Windows 7 removes email, photo, video software
In a follow-up interview on Monday, Windows Live general manager Brian Hall said Microsoft made the decision to remove the tools from Windows for several reasons, including a desire to issue new operating system releases more quickly than it has in the past. The move also removes the confusion of offering and supporting two different programs that perform essentially similar functions.
“It makes it much cleaner,” Hall said.
Lastly, he said, making the Windows Live tools completely separate from the operating system paves the way for Microsoft to work selectively with specific partners.
“We can do things with specific partners to enable really great experiences that might be hard in Windows,” Hall said.
Antitrust rules make it hard for Microsoft to tie operating system features to specific services.

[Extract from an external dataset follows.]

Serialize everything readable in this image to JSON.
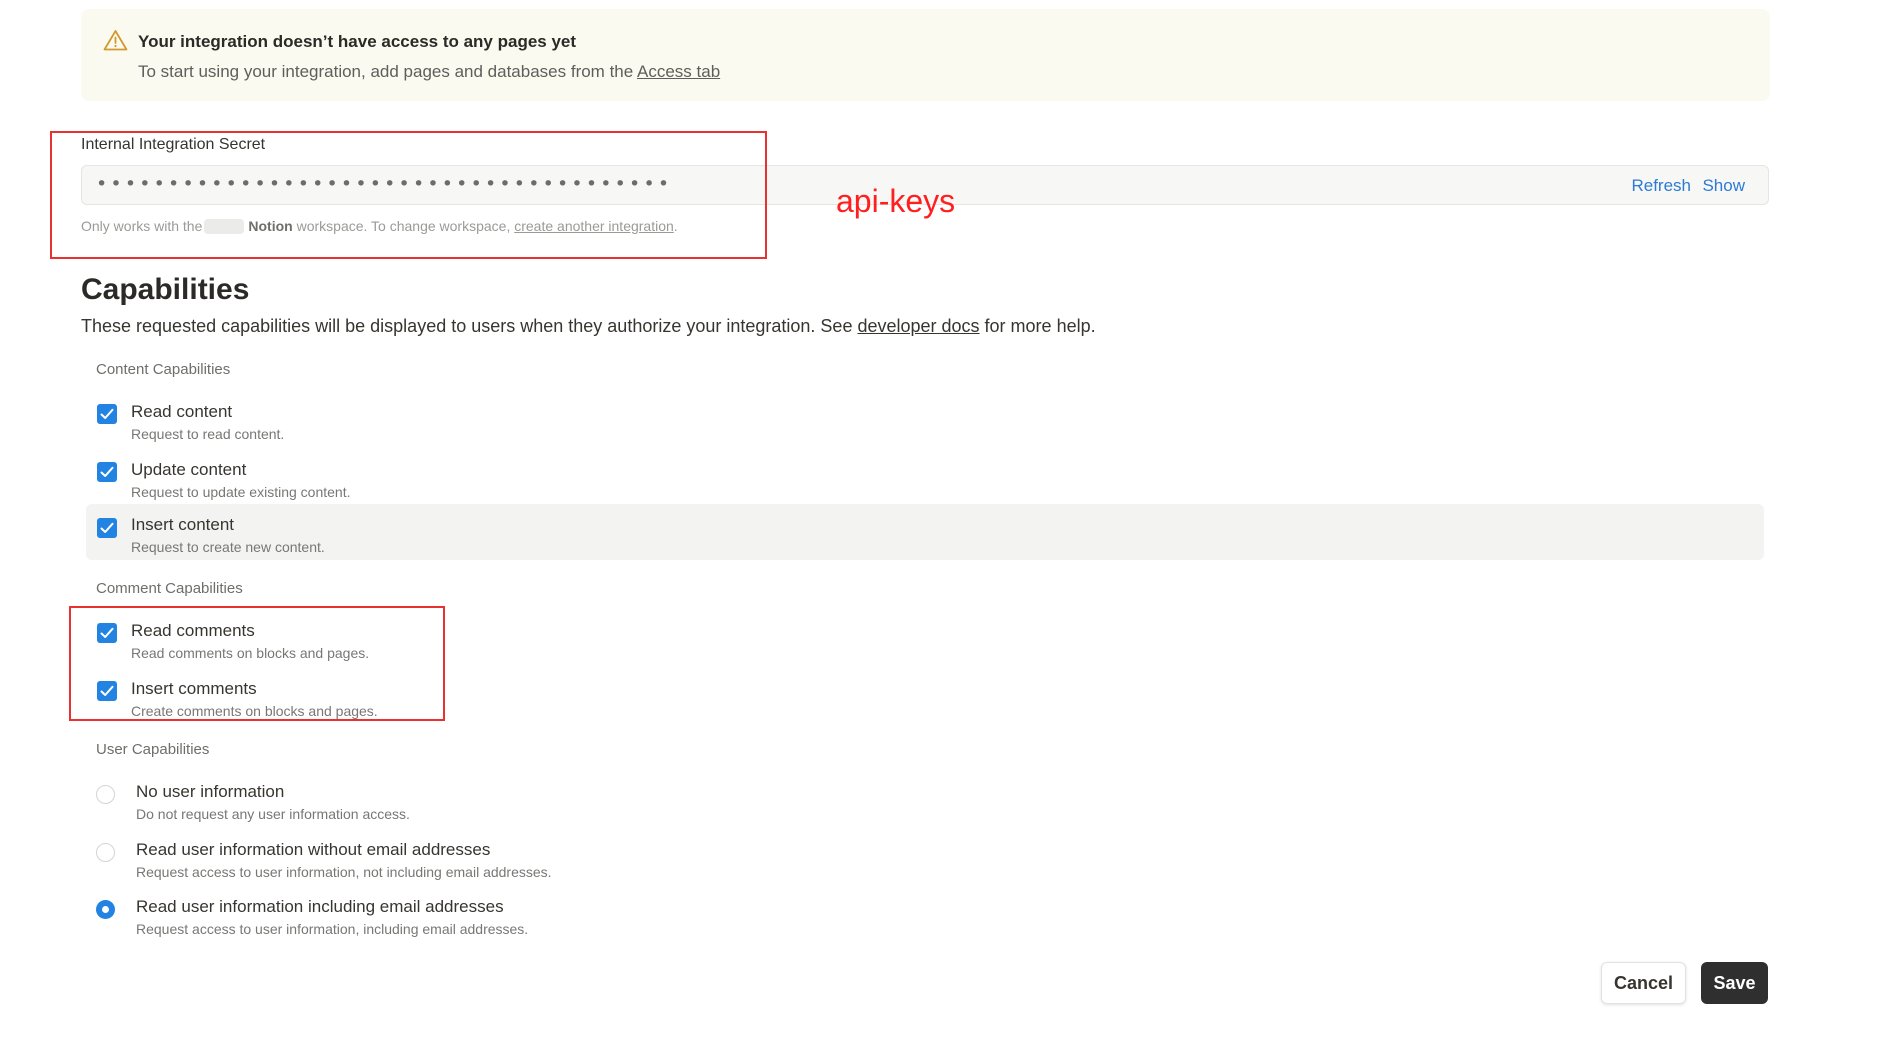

Microsoft last week rolled out the latest “Wave 3” releases of its Windows Live programs, adding Windows Live Movie Maker to the mix of programs, which includes Windows Live Photo Gallery and Windows Live Mail as well as blogging tool Windows Live Writer and instant messaging program Windows Live Messenger. While Windows XP and earlier releases had an instant messaging program built in, Microsoft took out that feature in Windows Vista.